General Motors has said it will stop reporting its monthly production figures from its North American plants and provide only the number of wholesale deliveries it makes on a quarterly basis. A spokesman for the carmaker told Automotive Logistics News that it will continue to provide forecasts to the supply base, including its logistics providers.

“Nothing changes with regard to the information we provide our suppliers. They will still receive the forecasts they need to plan their businesses,” he said.

The company will also continue to provide figures to the US Federal Reserve for its monthly report on economic output, though it may decide not to break the information down by nameplate.

Traditionally carmakers report the number of vehicles produced on a monthly basis and the data is used by third party analysts to forecast production. This information is in turn used by suppliers to plan their own production schedules and, on the logistics side of the business, to allocate resources.

In the first quarter of this year GM started assigning the profit or loss on a specific vehicle to the country in which it is sold, not the one in which it is produced, stating that it would give a more accurate picture of profitability in the different regions in which it operates.
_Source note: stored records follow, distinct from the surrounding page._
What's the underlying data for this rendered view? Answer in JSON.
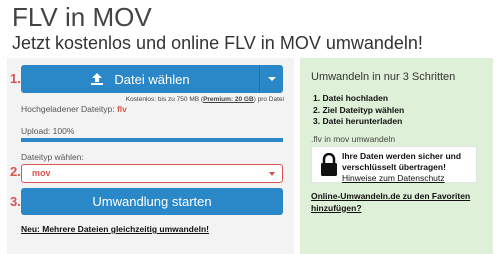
{
  "header": {
    "title": "FLV in MOV",
    "subtitle": "Jetzt kostenlos und online FLV in MOV umwandeln!"
  },
  "steps": {
    "step1": "1.",
    "step2": "2.",
    "step3": "3."
  },
  "upload": {
    "button_label": "Datei wählen",
    "limits_prefix": "Kostenlos: bis zu 750 MB (",
    "limits_premium": "Premium: 20 GB",
    "limits_suffix": ") pro Datei",
    "uploaded_label": "Hochgeladener Dateityp:",
    "uploaded_type": "flv",
    "progress_label": "Upload: 100%",
    "progress_value": 1.0
  },
  "filetype": {
    "label": "Dateityp wählen:",
    "selected": "mov"
  },
  "convert": {
    "button_label": "Umwandlung starten"
  },
  "multi_link": "Neu: Mehrere Dateien gleichzeitig umwandeln!",
  "sidebar": {
    "title": "Umwandeln in nur 3 Schritten",
    "steps": [
      "1. Datei hochladen",
      "2. Ziel Dateityp wählen",
      "3. Datei herunterladen"
    ],
    "flv_text": ".flv in mov umwandeln",
    "privacy_line1": "Ihre Daten werden sicher und",
    "privacy_line2": "verschlüsselt übertragen!",
    "privacy_link": "Hinweise zum Datenschutz",
    "fav_line1": "Online-Umwandeln.de zu den Favoriten",
    "fav_line2": "hinzufügen?"
  },
  "colors": {
    "primary": "#2a88c9",
    "accent_red": "#d9534f",
    "sidebar_bg": "#dff0d8"
  },
  "icons": {
    "upload": "upload-icon",
    "caret": "caret-down-icon",
    "lock": "lock-icon"
  }
}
It is only halting the publication of backward looking data for North American production.

“The change in our disclosure was prompted by our switch to ‘country of sale’ reporting for our quarterly earnings,” said the GM spokesperson. “Under this reporting, automotive segment revenue and profits will be reported in the geographical regions where the vehicles are sold. This new reporting method will give us improved visibility into our profit and revenue across the individual markets and product lines, which in turn will help us optimise capital allocation and drive improved results.”

“In the end, improving our business performance will ultimately be good for our stakeholders including investors and suppliers,” he added.

GM would not comment on whether the move could also help to calm share price volatility or disguise monthly fluctuations in output.